--- Data for this task ---

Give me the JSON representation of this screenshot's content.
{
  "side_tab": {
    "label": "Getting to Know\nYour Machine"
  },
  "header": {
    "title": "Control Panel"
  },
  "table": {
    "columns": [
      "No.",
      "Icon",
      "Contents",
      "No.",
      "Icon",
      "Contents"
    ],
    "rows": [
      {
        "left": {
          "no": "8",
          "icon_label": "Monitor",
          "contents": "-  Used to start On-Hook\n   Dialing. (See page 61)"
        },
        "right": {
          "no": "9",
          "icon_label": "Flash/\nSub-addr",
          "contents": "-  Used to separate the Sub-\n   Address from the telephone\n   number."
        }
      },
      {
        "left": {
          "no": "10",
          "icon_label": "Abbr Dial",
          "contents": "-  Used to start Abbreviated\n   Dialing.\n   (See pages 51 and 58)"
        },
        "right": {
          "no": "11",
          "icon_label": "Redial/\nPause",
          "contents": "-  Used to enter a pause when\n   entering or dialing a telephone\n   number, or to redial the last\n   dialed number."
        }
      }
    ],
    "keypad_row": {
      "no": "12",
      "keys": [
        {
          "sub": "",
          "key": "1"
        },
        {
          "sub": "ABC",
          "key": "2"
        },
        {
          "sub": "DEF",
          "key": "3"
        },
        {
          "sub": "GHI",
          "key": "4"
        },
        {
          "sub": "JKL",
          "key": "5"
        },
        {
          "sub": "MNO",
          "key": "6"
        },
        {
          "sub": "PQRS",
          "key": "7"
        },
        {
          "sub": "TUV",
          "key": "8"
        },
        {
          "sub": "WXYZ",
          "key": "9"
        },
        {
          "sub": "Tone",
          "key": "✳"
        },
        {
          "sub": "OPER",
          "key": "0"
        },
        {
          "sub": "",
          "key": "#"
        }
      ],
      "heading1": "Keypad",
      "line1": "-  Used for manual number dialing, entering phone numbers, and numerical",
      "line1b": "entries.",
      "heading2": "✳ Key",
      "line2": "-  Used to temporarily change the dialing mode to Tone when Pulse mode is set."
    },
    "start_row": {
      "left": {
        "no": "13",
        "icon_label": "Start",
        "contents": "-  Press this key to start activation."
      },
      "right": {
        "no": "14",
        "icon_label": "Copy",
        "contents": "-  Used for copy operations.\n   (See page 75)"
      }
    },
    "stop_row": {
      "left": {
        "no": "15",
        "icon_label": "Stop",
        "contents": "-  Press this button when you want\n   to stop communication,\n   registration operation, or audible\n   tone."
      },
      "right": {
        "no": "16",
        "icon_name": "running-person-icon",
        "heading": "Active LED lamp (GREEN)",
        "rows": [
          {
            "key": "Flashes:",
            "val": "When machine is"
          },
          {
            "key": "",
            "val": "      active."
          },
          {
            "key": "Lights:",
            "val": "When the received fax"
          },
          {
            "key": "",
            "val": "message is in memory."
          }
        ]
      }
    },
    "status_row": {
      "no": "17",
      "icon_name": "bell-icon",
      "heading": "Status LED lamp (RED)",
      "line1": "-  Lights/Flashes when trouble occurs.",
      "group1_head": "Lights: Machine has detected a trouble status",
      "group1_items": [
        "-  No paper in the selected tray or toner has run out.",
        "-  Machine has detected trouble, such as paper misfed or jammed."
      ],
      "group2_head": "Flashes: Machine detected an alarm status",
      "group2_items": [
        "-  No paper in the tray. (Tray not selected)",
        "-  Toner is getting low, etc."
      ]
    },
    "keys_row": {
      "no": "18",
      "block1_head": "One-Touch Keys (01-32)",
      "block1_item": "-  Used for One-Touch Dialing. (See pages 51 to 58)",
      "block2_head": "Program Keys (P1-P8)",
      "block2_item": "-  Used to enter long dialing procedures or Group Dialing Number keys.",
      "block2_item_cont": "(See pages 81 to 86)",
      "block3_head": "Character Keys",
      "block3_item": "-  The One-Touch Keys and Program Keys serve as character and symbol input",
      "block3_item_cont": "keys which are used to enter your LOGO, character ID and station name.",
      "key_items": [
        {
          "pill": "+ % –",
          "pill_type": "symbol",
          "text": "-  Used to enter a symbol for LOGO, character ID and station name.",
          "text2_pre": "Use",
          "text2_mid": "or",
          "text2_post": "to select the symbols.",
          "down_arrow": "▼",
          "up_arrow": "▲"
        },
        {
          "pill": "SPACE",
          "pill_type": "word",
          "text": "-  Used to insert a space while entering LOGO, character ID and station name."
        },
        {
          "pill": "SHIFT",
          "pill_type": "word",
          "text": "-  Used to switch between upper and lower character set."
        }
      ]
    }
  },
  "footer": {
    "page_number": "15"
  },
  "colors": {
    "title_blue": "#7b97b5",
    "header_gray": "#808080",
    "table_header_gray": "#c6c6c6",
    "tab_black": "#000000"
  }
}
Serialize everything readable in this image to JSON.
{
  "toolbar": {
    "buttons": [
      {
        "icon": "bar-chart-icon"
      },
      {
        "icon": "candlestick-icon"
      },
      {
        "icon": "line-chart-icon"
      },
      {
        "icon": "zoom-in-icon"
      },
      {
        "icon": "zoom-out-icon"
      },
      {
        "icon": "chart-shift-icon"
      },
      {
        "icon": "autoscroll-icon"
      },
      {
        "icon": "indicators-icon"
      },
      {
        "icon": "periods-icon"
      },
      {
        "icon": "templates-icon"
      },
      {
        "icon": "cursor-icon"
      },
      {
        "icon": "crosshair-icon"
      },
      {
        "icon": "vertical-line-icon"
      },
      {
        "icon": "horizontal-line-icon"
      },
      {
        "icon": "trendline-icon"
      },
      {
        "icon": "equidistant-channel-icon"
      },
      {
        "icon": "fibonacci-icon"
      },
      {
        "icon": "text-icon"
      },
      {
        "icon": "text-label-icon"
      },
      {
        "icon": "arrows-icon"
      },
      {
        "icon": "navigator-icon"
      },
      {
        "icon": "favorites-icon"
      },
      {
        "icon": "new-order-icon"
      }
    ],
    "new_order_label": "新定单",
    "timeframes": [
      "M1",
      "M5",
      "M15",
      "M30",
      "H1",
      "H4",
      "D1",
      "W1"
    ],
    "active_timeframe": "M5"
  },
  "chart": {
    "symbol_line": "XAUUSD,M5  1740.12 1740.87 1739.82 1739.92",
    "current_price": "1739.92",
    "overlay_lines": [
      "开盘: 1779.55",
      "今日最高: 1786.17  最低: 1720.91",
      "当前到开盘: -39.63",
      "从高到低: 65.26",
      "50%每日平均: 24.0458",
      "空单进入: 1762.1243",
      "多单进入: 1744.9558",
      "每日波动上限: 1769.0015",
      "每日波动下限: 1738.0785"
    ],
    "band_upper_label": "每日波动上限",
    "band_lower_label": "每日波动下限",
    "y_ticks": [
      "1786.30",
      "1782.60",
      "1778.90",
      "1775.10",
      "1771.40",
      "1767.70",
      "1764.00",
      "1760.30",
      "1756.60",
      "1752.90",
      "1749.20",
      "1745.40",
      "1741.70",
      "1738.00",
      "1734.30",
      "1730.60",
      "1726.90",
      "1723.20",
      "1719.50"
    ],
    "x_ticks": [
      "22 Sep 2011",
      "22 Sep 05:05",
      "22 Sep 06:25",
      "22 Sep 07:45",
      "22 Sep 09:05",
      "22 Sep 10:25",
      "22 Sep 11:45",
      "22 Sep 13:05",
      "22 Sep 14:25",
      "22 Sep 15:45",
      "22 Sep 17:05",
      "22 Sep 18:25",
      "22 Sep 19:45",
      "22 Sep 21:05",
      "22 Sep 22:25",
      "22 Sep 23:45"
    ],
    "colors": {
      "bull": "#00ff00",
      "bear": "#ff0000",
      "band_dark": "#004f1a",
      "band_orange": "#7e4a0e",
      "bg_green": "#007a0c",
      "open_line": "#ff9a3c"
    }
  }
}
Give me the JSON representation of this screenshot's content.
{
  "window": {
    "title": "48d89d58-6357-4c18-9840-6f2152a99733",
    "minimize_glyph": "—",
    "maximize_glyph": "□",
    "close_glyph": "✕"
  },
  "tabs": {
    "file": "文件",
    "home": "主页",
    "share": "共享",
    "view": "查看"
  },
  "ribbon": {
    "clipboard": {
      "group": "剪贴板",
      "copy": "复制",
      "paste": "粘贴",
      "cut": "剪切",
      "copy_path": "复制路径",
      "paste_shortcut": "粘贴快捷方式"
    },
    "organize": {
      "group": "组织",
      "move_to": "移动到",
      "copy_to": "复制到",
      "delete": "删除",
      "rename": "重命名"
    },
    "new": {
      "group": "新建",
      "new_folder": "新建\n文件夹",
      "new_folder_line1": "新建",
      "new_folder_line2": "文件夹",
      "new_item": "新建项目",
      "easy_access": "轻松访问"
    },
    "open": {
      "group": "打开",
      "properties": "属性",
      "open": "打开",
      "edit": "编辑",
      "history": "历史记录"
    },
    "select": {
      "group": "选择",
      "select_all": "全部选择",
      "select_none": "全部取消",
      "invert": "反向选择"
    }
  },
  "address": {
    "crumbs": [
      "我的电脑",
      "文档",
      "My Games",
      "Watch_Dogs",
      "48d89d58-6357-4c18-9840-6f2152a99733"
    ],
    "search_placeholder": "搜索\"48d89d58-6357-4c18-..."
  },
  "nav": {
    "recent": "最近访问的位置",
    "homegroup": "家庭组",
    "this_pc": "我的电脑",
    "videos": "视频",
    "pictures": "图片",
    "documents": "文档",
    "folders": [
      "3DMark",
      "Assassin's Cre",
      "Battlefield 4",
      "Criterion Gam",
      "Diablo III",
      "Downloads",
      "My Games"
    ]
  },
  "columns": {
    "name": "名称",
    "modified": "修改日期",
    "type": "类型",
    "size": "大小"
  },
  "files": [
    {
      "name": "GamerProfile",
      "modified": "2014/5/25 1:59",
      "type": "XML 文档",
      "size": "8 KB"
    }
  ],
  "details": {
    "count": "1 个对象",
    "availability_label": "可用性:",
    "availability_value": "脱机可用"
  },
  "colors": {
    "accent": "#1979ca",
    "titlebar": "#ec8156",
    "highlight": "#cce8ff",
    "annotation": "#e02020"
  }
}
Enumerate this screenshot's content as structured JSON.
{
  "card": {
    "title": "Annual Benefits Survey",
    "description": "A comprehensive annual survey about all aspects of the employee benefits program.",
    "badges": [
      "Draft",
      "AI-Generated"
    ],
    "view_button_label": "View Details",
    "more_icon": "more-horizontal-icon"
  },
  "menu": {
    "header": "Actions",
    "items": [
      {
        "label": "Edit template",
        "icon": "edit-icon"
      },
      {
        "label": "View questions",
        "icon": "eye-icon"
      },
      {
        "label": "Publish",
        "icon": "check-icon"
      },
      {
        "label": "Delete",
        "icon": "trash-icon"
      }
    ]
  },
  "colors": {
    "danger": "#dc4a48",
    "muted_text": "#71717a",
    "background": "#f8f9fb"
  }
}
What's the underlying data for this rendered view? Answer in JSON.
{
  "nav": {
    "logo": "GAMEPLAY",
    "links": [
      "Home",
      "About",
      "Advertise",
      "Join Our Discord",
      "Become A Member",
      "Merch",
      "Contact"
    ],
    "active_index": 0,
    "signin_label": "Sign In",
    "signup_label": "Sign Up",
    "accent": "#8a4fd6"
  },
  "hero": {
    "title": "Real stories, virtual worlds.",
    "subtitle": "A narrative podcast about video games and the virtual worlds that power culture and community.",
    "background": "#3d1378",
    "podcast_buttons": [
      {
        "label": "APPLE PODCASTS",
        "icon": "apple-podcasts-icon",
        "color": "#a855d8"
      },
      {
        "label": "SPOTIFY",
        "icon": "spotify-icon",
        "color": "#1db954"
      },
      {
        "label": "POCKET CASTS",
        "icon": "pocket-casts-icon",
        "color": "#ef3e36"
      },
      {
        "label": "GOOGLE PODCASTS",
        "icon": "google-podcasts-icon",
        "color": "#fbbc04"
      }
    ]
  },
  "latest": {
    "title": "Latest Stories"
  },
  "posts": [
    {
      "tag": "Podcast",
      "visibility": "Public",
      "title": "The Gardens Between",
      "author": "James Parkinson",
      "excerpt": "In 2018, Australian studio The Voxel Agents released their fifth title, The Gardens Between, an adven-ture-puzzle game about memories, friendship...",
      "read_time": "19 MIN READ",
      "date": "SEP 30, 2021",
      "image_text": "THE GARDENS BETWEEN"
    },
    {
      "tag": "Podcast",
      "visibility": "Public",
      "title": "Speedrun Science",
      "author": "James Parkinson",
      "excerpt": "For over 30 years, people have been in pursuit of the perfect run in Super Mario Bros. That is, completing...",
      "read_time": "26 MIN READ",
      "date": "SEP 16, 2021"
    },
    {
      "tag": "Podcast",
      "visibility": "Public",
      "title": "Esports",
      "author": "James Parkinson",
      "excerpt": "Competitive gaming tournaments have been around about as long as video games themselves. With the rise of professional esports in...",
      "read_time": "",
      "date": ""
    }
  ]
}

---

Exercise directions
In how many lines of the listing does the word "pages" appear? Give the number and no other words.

Solution to this problem
3